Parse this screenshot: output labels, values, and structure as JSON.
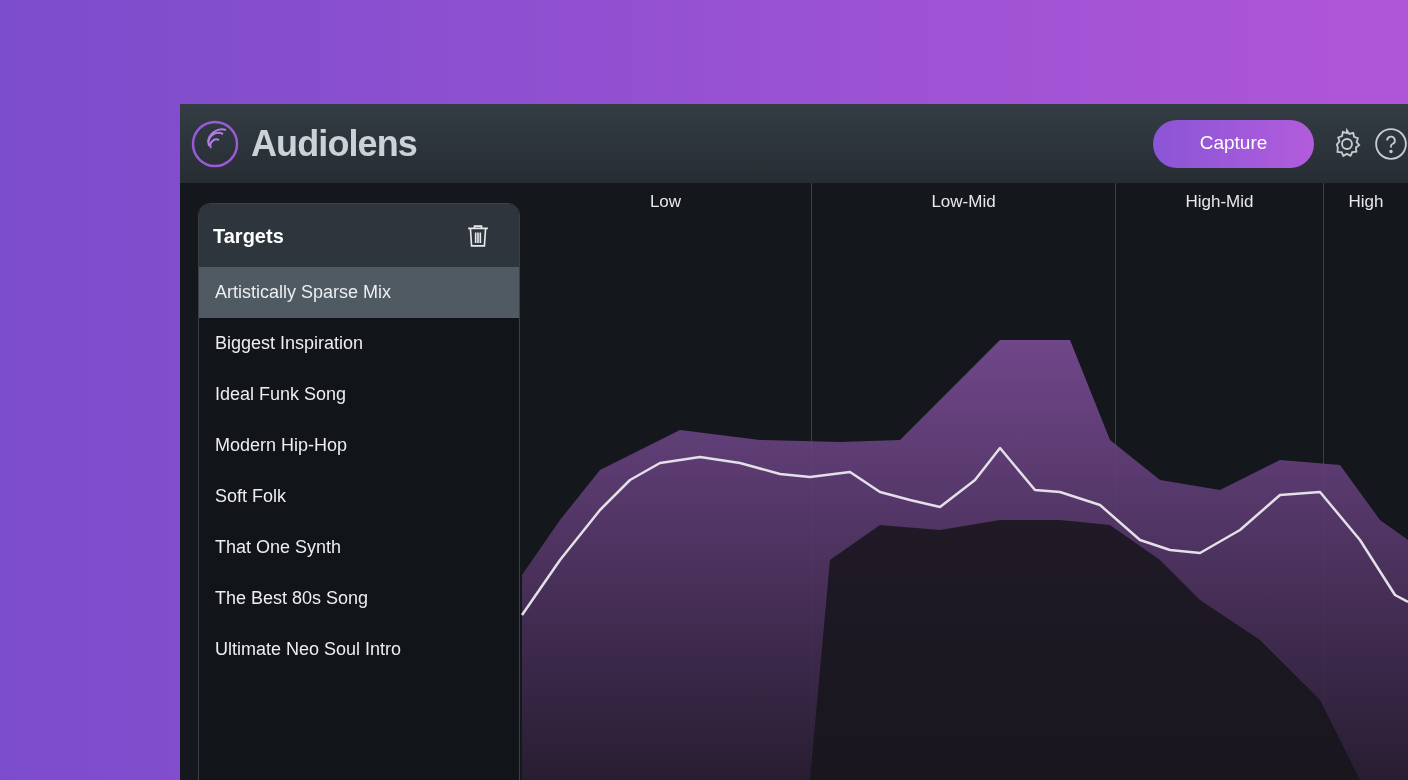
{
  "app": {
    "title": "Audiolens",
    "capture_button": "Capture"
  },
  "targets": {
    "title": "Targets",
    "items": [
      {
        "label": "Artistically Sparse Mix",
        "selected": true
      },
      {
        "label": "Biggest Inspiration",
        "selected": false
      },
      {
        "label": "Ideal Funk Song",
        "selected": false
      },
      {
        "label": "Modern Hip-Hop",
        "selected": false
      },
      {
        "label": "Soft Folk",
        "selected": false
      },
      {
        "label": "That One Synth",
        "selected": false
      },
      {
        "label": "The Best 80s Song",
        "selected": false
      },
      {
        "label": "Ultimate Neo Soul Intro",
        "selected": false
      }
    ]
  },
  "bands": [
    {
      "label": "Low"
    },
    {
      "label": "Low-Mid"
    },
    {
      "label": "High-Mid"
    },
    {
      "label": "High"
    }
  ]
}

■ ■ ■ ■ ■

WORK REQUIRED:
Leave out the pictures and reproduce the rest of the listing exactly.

SOLUTION FOR THIS TASK:
Parse this screenshot: output labels, values, and structure as JSON.
{
  "app": {
    "title": "Audiolens",
    "capture_button": "Capture"
  },
  "targets": {
    "title": "Targets",
    "items": [
      {
        "label": "Artistically Sparse Mix",
        "selected": true
      },
      {
        "label": "Biggest Inspiration",
        "selected": false
      },
      {
        "label": "Ideal Funk Song",
        "selected": false
      },
      {
        "label": "Modern Hip-Hop",
        "selected": false
      },
      {
        "label": "Soft Folk",
        "selected": false
      },
      {
        "label": "That One Synth",
        "selected": false
      },
      {
        "label": "The Best 80s Song",
        "selected": false
      },
      {
        "label": "Ultimate Neo Soul Intro",
        "selected": false
      }
    ]
  },
  "bands": [
    {
      "label": "Low"
    },
    {
      "label": "Low-Mid"
    },
    {
      "label": "High-Mid"
    },
    {
      "label": "High"
    }
  ]
}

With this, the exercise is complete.